The Apache and Trailblazer were offering in little amounts, not at all like the Beezas and Trumpets. Despite the fact that they had the American names, they looked extremely British with 19-inch wheels. At that point some person at Indian thought of the idea that the Trailblazer could be made to look more American with a couple of alterations to the sheet metal and littler wheels with fatter tires, similar to the old Chief and the Harleys. Adding two or three crawls to the swingarm, extending the wheelbase from 58 to 60 inches, could make this machine claim to numerous American police offices, which thought long wheelbases were superior to short ones.

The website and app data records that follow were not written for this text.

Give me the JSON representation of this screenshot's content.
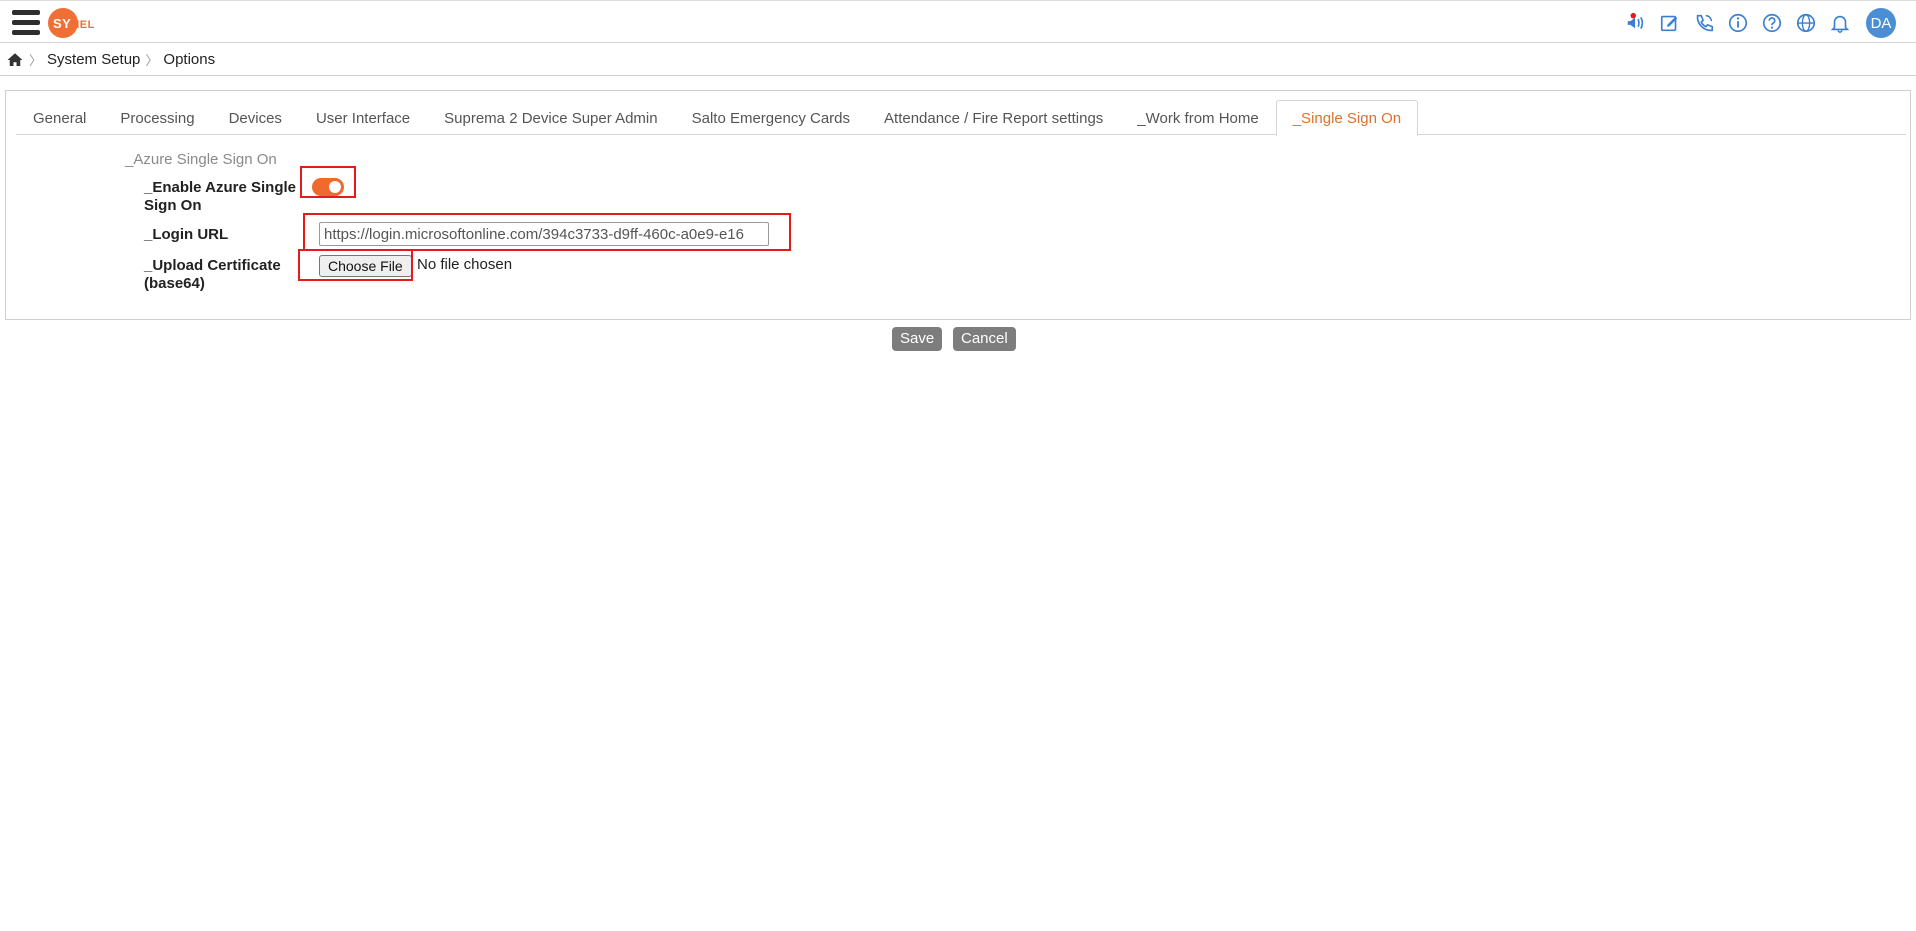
{
  "header": {
    "logo_text": "SY",
    "logo_tail": "NEL",
    "icons": [
      "announcement-icon",
      "edit-note-icon",
      "phone-icon",
      "info-icon",
      "help-icon",
      "globe-icon",
      "bell-icon"
    ],
    "avatar_initials": "DA",
    "accent_color": "#f06f35",
    "avatar_color": "#4a8fd6"
  },
  "breadcrumb": {
    "items": [
      "System Setup",
      "Options"
    ]
  },
  "tabs": [
    {
      "label": "General",
      "active": false
    },
    {
      "label": "Processing",
      "active": false
    },
    {
      "label": "Devices",
      "active": false
    },
    {
      "label": "User Interface",
      "active": false
    },
    {
      "label": "Suprema 2 Device Super Admin",
      "active": false
    },
    {
      "label": "Salto Emergency Cards",
      "active": false
    },
    {
      "label": "Attendance / Fire Report settings",
      "active": false
    },
    {
      "label": "_Work from Home",
      "active": false
    },
    {
      "label": "_Single Sign On",
      "active": true
    }
  ],
  "sso": {
    "section_title": "_Azure Single Sign On",
    "enable_label": "_Enable Azure Single Sign On",
    "enable_value": true,
    "login_url_label": "_Login URL",
    "login_url_value": "https://login.microsoftonline.com/394c3733-d9ff-460c-a0e9-e16",
    "upload_label": "_Upload Certificate (base64)",
    "choose_file_label": "Choose File",
    "file_status": "No file chosen"
  },
  "actions": {
    "save_label": "Save",
    "cancel_label": "Cancel"
  },
  "colors": {
    "active_tab": "#e0702a",
    "toggle_on": "#ef6a2f",
    "highlight": "#e51b1b"
  }
}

At that point the wraps fell off! Late in 1958, Indian VP Larry Paul gladly declared the appearance of the new Chief. He included that a police form, with proper lights and a siren, would likewise be accessible, and that the new alternator could without much of a stretch handle the expanded electrical load. Additionally, a performance saddle with a sprung situate post was discretionary, as were footboards rather than pegs… simply like a Harley and the old Chief.The most discernible change was in mounting 16-inch wheels, with 40 spokes and fat 4.75 tires. Exceptionally American. The greater front tire required another directing head with a more extensive fork and, to finish it off, an American-made Stewart-Warner speedometer was utilized, sectioned by an ammeter and the fog light switch. An American-favored pullback one-inch handlebar supplanted the 3/4-inch bars on alternate bicycles. A bigger front bumper was planned, brandishing a lit up Indian head.At the back, the swingarm had been augmented two inches and the separable sprocket could be changed moderately rapidly. A pad drive in the back center point relaxed glitchy equip changes. The first Armstrong safeguards were still utilized, with preload flexibility. New fishtail-style suppressors were constructed. Check weight was near 460 pounds.

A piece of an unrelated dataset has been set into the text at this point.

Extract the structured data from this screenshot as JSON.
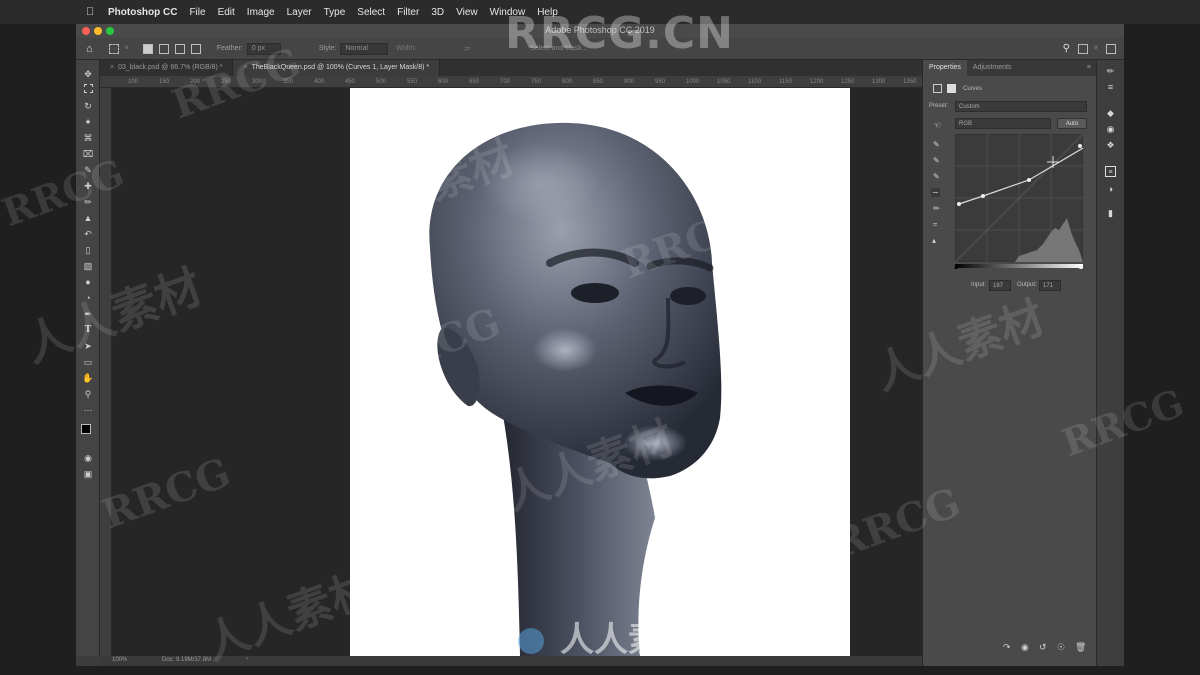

The organization guaranteed that the gearbox had been expanded, despite the fact that the power yield had not been changed. The gas tank volume was expanded to five gallons.One styling change was the position of the battery. On the Trailblazer, the six-volt battery was in a crate on the left half of the bicycle, instruments in a container on the privilege. On the Chief, the cases had been discarded, departing the battery in the center out in the open. On the bicycle in the photographs, some person has made a stylishly approvable cover for the battery.

In any case, late in 1959, Royal Enfield's U.S. distributorship got all around convoluted. Related Motor Cycles had purchased the Indian Sales Corporation from Brockhouse, and the organization chose that its Matchless line of bicycles could improve without the Royal Enfield association. Paul reported that for 1960, Indian merchants would have Matchless-badged bicycles on the floor, with the old names on the leaflets. The past 700cc Royal Enfield Apache and Trailblazer were gone, supplanted by the 650cc Matchless G12 models, with a major M on the gas tank, however with the Indian names in the publicizing. No one is very certain what Matchless expected to do long haul with the Indian association, yet AMC kept running into genuine budgetary issues in 1962 and the Indian name fell into neglect.

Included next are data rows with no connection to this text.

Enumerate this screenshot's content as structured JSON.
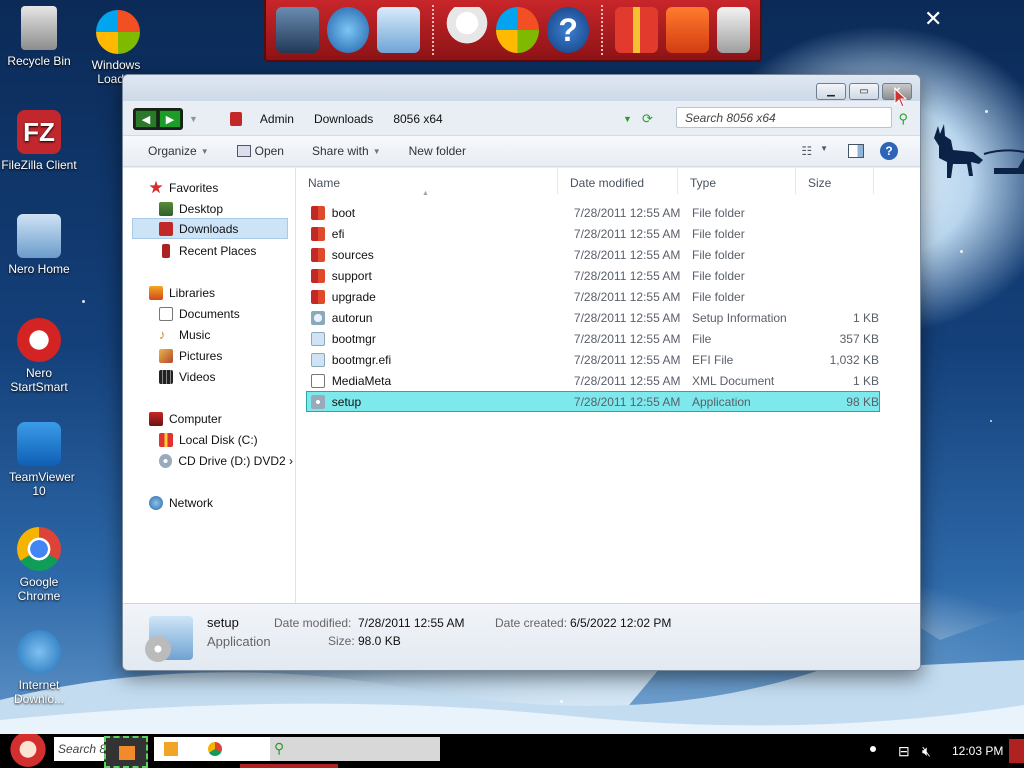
{
  "desktop": {
    "icons": [
      {
        "label": "Recycle Bin"
      },
      {
        "label": "Windows Loader"
      },
      {
        "label": "FileZilla Client"
      },
      {
        "label": "Nero Home"
      },
      {
        "label": "Nero StartSmart"
      },
      {
        "label": "TeamViewer 10"
      },
      {
        "label": "Google Chrome"
      },
      {
        "label": "Internet Downlo..."
      }
    ]
  },
  "window": {
    "breadcrumb": [
      "Admin",
      "Downloads",
      "8056 x64"
    ],
    "search_placeholder": "Search 8056 x64",
    "toolbar": {
      "organize": "Organize",
      "open": "Open",
      "share_with": "Share with",
      "new_folder": "New folder"
    },
    "nav": {
      "favorites": "Favorites",
      "desktop": "Desktop",
      "downloads": "Downloads",
      "recent": "Recent Places",
      "libraries": "Libraries",
      "documents": "Documents",
      "music": "Music",
      "pictures": "Pictures",
      "videos": "Videos",
      "computer": "Computer",
      "local_disk": "Local Disk (C:)",
      "cd_drive": "CD Drive (D:) DVD2 ›",
      "network": "Network"
    },
    "columns": {
      "name": "Name",
      "date": "Date modified",
      "type": "Type",
      "size": "Size"
    },
    "files": [
      {
        "name": "boot",
        "date": "7/28/2011 12:55 AM",
        "type": "File folder",
        "size": ""
      },
      {
        "name": "efi",
        "date": "7/28/2011 12:55 AM",
        "type": "File folder",
        "size": ""
      },
      {
        "name": "sources",
        "date": "7/28/2011 12:55 AM",
        "type": "File folder",
        "size": ""
      },
      {
        "name": "support",
        "date": "7/28/2011 12:55 AM",
        "type": "File folder",
        "size": ""
      },
      {
        "name": "upgrade",
        "date": "7/28/2011 12:55 AM",
        "type": "File folder",
        "size": ""
      },
      {
        "name": "autorun",
        "date": "7/28/2011 12:55 AM",
        "type": "Setup Information",
        "size": "1 KB"
      },
      {
        "name": "bootmgr",
        "date": "7/28/2011 12:55 AM",
        "type": "File",
        "size": "357 KB"
      },
      {
        "name": "bootmgr.efi",
        "date": "7/28/2011 12:55 AM",
        "type": "EFI File",
        "size": "1,032 KB"
      },
      {
        "name": "MediaMeta",
        "date": "7/28/2011 12:55 AM",
        "type": "XML Document",
        "size": "1 KB"
      },
      {
        "name": "setup",
        "date": "7/28/2011 12:55 AM",
        "type": "Application",
        "size": "98 KB"
      }
    ],
    "details": {
      "name": "setup",
      "kind": "Application",
      "date_modified_label": "Date modified:",
      "date_modified": "7/28/2011 12:55 AM",
      "date_created_label": "Date created:",
      "date_created": "6/5/2022 12:02 PM",
      "size_label": "Size:",
      "size": "98.0 KB"
    }
  },
  "taskbar": {
    "search": "Search 8",
    "clock": "12:03 PM"
  },
  "colors": {
    "selected_row": "#7ee9ec",
    "dock_red": "#c8262a"
  }
}
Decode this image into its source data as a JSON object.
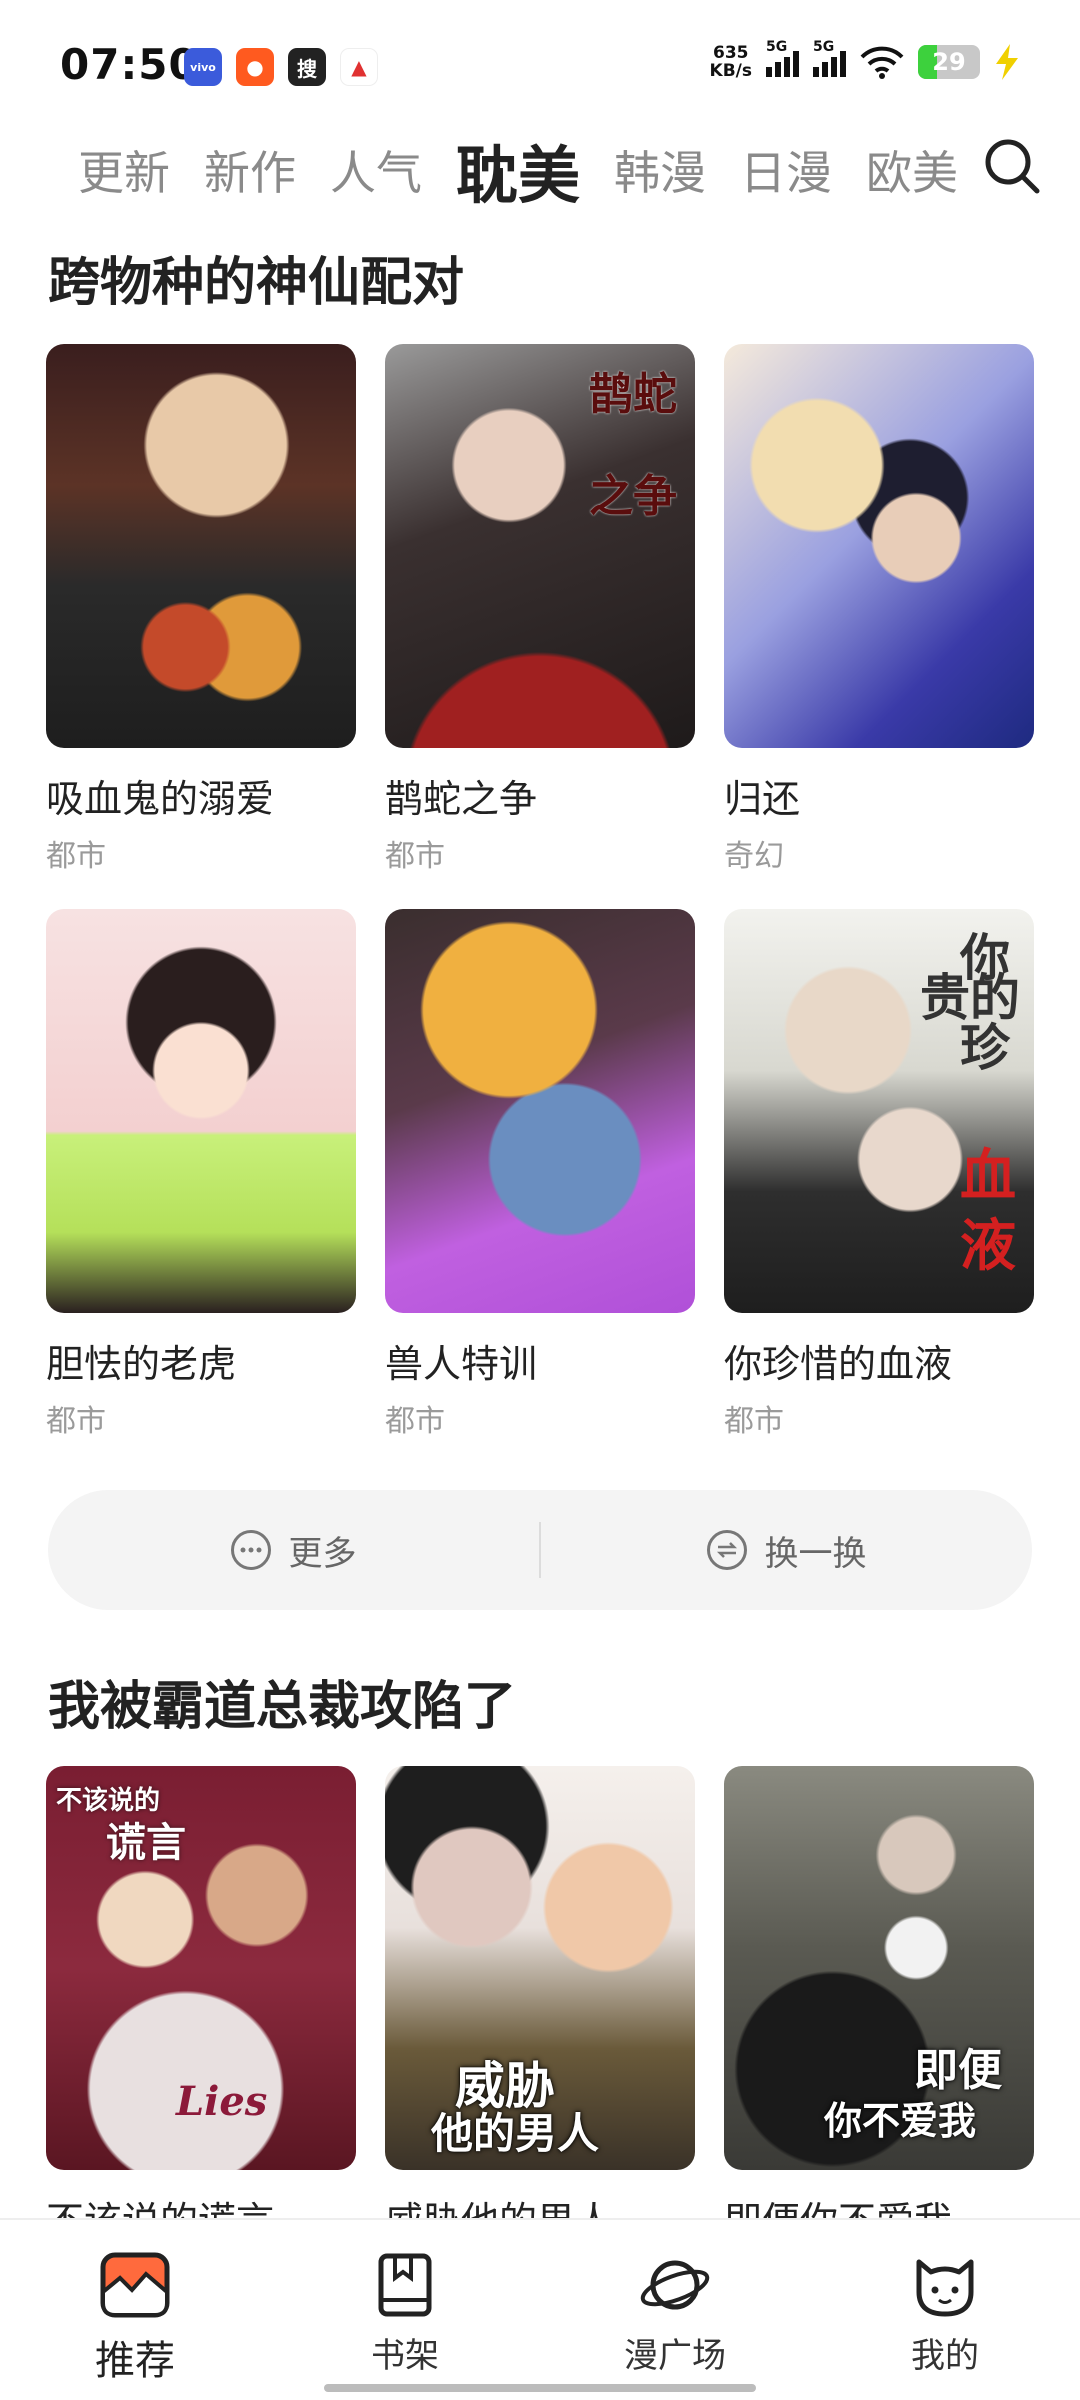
{
  "status_bar": {
    "time": "07:50",
    "net_speed_value": "635",
    "net_speed_unit": "KB/s",
    "signal1_label": "5G",
    "signal2_label": "5G",
    "battery_level": "29",
    "app_icons": [
      "vivo",
      "store",
      "搜",
      "app"
    ]
  },
  "tabs": [
    {
      "label": "更新",
      "active": false
    },
    {
      "label": "新作",
      "active": false
    },
    {
      "label": "人气",
      "active": false
    },
    {
      "label": "耽美",
      "active": true
    },
    {
      "label": "韩漫",
      "active": false
    },
    {
      "label": "日漫",
      "active": false
    },
    {
      "label": "欧美",
      "active": false
    }
  ],
  "section1": {
    "title": "跨物种的神仙配对",
    "items": [
      {
        "title": "吸血鬼的溺爱",
        "genre": "都市"
      },
      {
        "title": "鹊蛇之争",
        "genre": "都市"
      },
      {
        "title": "归还",
        "genre": "奇幻"
      },
      {
        "title": "胆怯的老虎",
        "genre": "都市"
      },
      {
        "title": "兽人特训",
        "genre": "都市"
      },
      {
        "title": "你珍惜的血液",
        "genre": "都市"
      }
    ],
    "cover_texts": {
      "c2a": "鹊蛇",
      "c2b": "之争",
      "c6a": "你珍",
      "c6b": "贵的",
      "c6c": "血液"
    }
  },
  "actions": {
    "more_label": "更多",
    "refresh_label": "换一换"
  },
  "section2": {
    "title": "我被霸道总裁攻陷了",
    "items": [
      {
        "title": "不该说的谎言"
      },
      {
        "title": "威胁他的男人"
      },
      {
        "title": "即便你不爱我"
      }
    ],
    "cover_texts": {
      "c1a": "不该说的",
      "c1b": "谎言",
      "c1c": "Lies",
      "c2a": "威胁",
      "c2b": "他的男人",
      "c3a": "即便",
      "c3b": "你不爱我"
    }
  },
  "bottom_nav": [
    {
      "label": "推荐",
      "active": true
    },
    {
      "label": "书架",
      "active": false
    },
    {
      "label": "漫广场",
      "active": false
    },
    {
      "label": "我的",
      "active": false
    }
  ],
  "colors": {
    "accent": "#ff6a3d",
    "active_tab": "#222222",
    "inactive_tab": "#8a8a8a",
    "genre": "#9a9a9a"
  }
}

Furthermore, the Chief? Indian had made a great deal of Chiefs, which had not sold too well, and a ton were still in the stockrooms. An arrangement was drawn up permitting Indian merchants to offer this Indian-badged Royal Enfield demonstrate until they were altogether gone, promoting them as "The heavyweight from Matchless/Indian." The remainder of them went out the entryway at some point in late 1961.

As an after death in general Indian/Royal Enfield game plan would need to state, it was never an awesome accomplishment, as just around 7,000 units were sold over the seven years.